A long-standing theme of atomic physics is a continual striving to gain ever greater control over single quantum objects, starting with their internal degrees of freedom and now extending to their external degrees of freedom. Having learned to exert nearly complete control over single atoms, what are the new frontiers? One direction is to now exert similar levels of control over the interactions and correlations between atoms, with examples including quantum computing with trapped ions and quantum many-body simulations in degenerate atomic gases. Our lab has been asking the question: is it also possible to exploit atom-atom correlations and entanglement to advance the field of precision measurement beyond the single-atom paradigm that dominates the field? Using laser-cooled rubidium and strontium atoms inside of high finesse optical cavities, we have explored this question along two fronts: surpassing the standard quantum limit on quantum phase estimation by a factor of 60 and overcoming thermal limits on laser frequency stability. If time permits, I will also discuss the emergence of cavity-mediated spin-exchange interactions between the atoms, and the observation of a dynamical phase transition. By understanding what is possible to do with many atoms that we cannot do with just one, we hope to advance a range of technologies and science including realizing robust millihertz linewidth optical lasers, realizing advanced optical lattice clocks, and enhancing searches for new physics.

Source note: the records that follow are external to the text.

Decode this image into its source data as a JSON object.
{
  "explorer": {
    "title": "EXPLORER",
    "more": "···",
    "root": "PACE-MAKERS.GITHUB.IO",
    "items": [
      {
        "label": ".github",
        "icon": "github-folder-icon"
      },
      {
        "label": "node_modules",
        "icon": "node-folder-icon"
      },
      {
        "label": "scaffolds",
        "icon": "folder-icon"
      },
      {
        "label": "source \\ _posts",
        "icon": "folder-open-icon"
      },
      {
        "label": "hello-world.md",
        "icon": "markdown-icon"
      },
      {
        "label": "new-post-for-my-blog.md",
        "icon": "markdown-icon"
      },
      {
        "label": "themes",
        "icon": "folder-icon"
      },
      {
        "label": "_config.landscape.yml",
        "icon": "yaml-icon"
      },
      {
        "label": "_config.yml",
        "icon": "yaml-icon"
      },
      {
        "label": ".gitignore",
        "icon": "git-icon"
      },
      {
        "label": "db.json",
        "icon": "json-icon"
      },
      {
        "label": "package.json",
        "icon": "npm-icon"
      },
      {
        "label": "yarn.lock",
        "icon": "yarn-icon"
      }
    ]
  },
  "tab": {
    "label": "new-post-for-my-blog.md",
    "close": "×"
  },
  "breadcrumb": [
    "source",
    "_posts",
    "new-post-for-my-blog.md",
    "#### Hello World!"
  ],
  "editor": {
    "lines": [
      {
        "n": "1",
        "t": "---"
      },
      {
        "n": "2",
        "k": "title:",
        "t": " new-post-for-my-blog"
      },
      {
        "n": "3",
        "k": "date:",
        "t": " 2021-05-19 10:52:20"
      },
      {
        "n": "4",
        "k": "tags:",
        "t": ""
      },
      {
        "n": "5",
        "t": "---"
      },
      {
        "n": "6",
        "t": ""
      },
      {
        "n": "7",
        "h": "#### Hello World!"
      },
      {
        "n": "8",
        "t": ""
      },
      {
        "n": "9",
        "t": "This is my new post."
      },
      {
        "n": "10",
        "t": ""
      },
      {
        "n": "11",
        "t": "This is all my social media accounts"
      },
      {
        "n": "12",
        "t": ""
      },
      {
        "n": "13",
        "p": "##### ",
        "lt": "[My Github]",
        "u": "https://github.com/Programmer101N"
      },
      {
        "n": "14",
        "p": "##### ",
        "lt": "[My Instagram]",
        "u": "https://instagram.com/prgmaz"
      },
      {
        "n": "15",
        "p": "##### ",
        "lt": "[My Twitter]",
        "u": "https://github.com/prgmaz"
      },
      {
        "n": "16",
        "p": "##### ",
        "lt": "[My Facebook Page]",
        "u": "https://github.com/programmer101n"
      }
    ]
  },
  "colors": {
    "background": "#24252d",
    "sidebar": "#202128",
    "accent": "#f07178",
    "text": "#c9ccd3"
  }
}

Professor James K. Thompson earned his undergraduate degree in Physics from Florida State University and his Ph.D. in Physics from the Massachusetts Institute of Technology. His doctoral work with David E. Pritchard focused on comparing the masses of two trapped ions with precision better than ten parts in a trillion for testing Einstein's mass-energy relationship E=mc2. As part of this work, James and his colleague Simon Rainville also discovered a novel method for making non-demolition measurements of the quantum state of single molecules. James was awarded the APS DAMOP thesis prize for this work. James moved to the MIT laboratory of Vladan Vuletic at the MIT/Harvard Center for Ultracold Atoms for his postdoctoral work, where he developed atomic quantum memories and entangled photon sources using laser-cooled atoms. Since moving to JILA and the Department of Physics at the University of Colorado, James's work has focused on studying how to exploit collective and quantum effects to advance precision metrology with cold atoms, and includes the demonstration of entangled spin-squeezed states and studies of superradiant lasers. He was awarded the Department of Commerce Bronze Medal for his work on superradiant lasers in 2013.
More details on James' research can be found here.